A group of Israeli scholars and political activists who are living in the United States formed this week – in the wake of Israel’s deadlocked national elections – “a political movement” that is designed to recast relations between their homeland and the American Jewish community.

The Israel Opposition Network grew out of informal discussions some of the Network’s founders had conducted over the last few years with American Jews. It aims to alert Jews here about a critical change in Israel’s political climate, says Yael Berda, a Ph.D. student in sociology at Princeton University.

A human rights attorney and founder of a major community organizing student movement in Israel who in 2011 led what was known as “the Stroller Protests,” parents demonstrating in favor of expanded childcare for families with young children, Berda says the Network is the voice of “a young and capable democratic opposition to the current Israeli leadership.”

She says she and her fellow Network founders are concerned that the next Israeli government, which will probably include the newly formed, centrist Yesh Atid party, will continue incumbent Prime Minister Benjamin Netanyahu’s conservative policies. And, she says, they are concerned that some American Jews are insufficiently aware of a recent shift in Israeli politics from a traditional concentration on security issues, to a growing attention paid to a wide variety of social welfare issues: “The fault lines have changed.”

This change was reflected in the recent Israeli election campaign – many parties focused more on social issues than on the Middle East peace process.

The Network, whose facebook page describes it as “critical of Israel’s official policies regarding the “[Israeli-Palestinian] conflict and socio-economic & cultural policies,” fears that the next government coalition, which will likely include Yair Lapid, founder of Yesh Atid, will allow Netanyahu to continue policies that “alienate” Palestinians and devote too little attention to the needs of the country’s middle-class, Berda says.

She says the Networks’s goal is to inform American Jews of its concern that Lapid’s inclusion in the coalition will legitimize largely “right-wing” policies.
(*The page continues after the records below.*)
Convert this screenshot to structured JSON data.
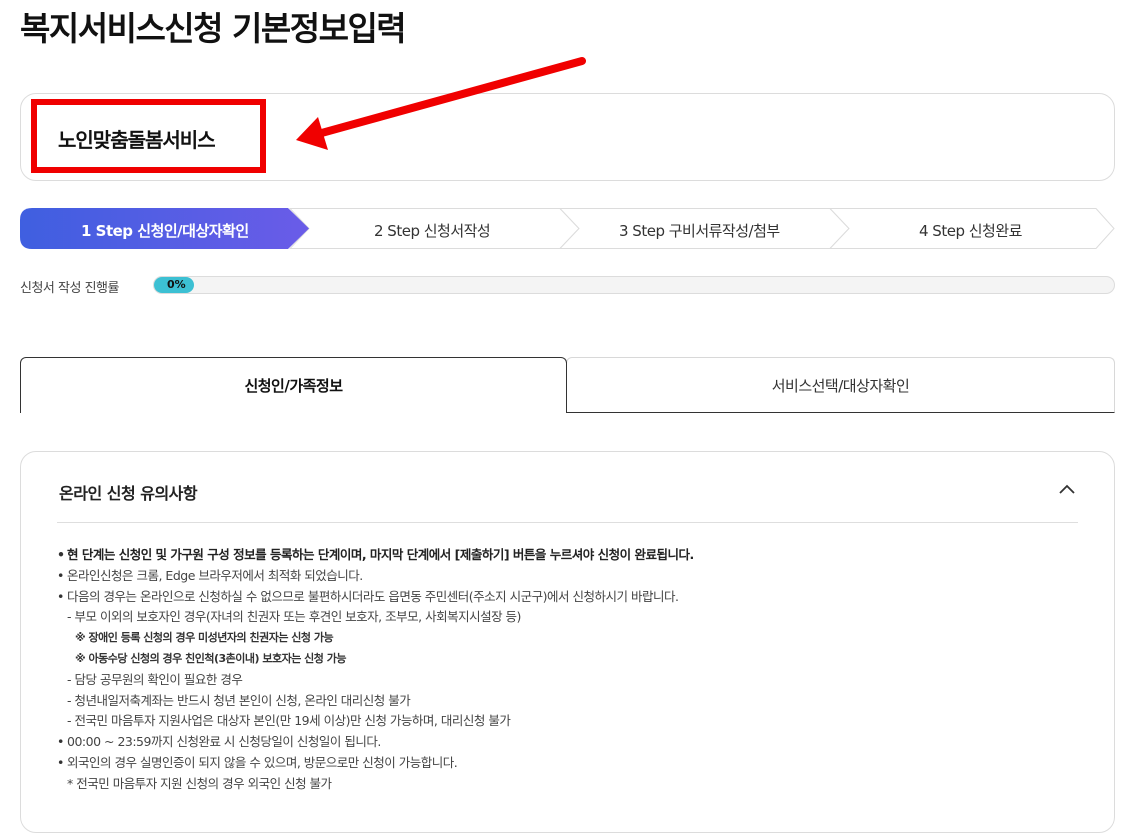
{
  "page": {
    "title": "복지서비스신청 기본정보입력"
  },
  "service": {
    "name": "노인맞춤돌봄서비스"
  },
  "steps": [
    {
      "label": "1 Step 신청인/대상자확인",
      "active": true
    },
    {
      "label": "2 Step 신청서작성",
      "active": false
    },
    {
      "label": "3 Step 구비서류작성/첨부",
      "active": false
    },
    {
      "label": "4 Step 신청완료",
      "active": false
    }
  ],
  "progress": {
    "label": "신청서 작성 진행률",
    "value": 0,
    "display": "0%"
  },
  "tabs": [
    {
      "label": "신청인/가족정보",
      "active": true
    },
    {
      "label": "서비스선택/대상자확인",
      "active": false
    }
  ],
  "notice": {
    "title": "온라인 신청 유의사항",
    "lines": [
      {
        "type": "bullet-bold",
        "text": "현 단계는 신청인 및 가구원 구성 정보를 등록하는 단계이며, 마지막 단계에서 [제출하기] 버튼을 누르셔야 신청이 완료됩니다."
      },
      {
        "type": "bullet",
        "text": "온라인신청은 크롬, Edge 브라우저에서 최적화 되었습니다."
      },
      {
        "type": "bullet",
        "text": "다음의 경우는 온라인으로 신청하실 수 없으므로 불편하시더라도 읍면동 주민센터(주소지 시군구)에서 신청하시기 바랍니다."
      },
      {
        "type": "sub",
        "text": "- 부모 이외의 보호자인 경우(자녀의 친권자 또는 후견인 보호자, 조부모, 사회복지시설장 등)"
      },
      {
        "type": "note",
        "text": "※ 장애인 등록 신청의 경우 미성년자의 친권자는 신청 가능"
      },
      {
        "type": "note",
        "text": "※ 아동수당 신청의 경우 친인척(3촌이내) 보호자는 신청 가능"
      },
      {
        "type": "sub",
        "text": "- 담당 공무원의 확인이 필요한 경우"
      },
      {
        "type": "sub",
        "text": "- 청년내일저축계좌는 반드시 청년 본인이 신청, 온라인 대리신청 불가"
      },
      {
        "type": "sub",
        "text": "- 전국민 마음투자 지원사업은 대상자 본인(만 19세 이상)만 신청 가능하며, 대리신청 불가"
      },
      {
        "type": "bullet",
        "text": "00:00 ~ 23:59까지 신청완료 시 신청당일이 신청일이 됩니다."
      },
      {
        "type": "bullet",
        "text": "외국인의 경우 실명인증이 되지 않을 수 있으며, 방문으로만 신청이 가능합니다."
      },
      {
        "type": "sub",
        "text": " * 전국민 마음투자 지원 신청의 경우 외국인 신청 불가"
      }
    ]
  },
  "colors": {
    "highlight": "#f00000",
    "step_active_start": "#3f5fe0",
    "step_active_end": "#6a5ce8",
    "progress_fill": "#3cc0d3"
  },
  "icons": {
    "collapse": "chevron-up-icon",
    "annotation": "red-arrow-icon"
  }
}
American Jewry, “our partners,” whose economic strength and political clout in this country can play a role in influencing the conduct of the Israeli government, Berda says.

Berda says she and other Network activists – among them, Nitzan Lebovic, chair of Holocaust studies at Lehigh University, and Itamar Mann, who is studying at Yale University – will reach out with their message “at the community level” to bring their message to American Jews.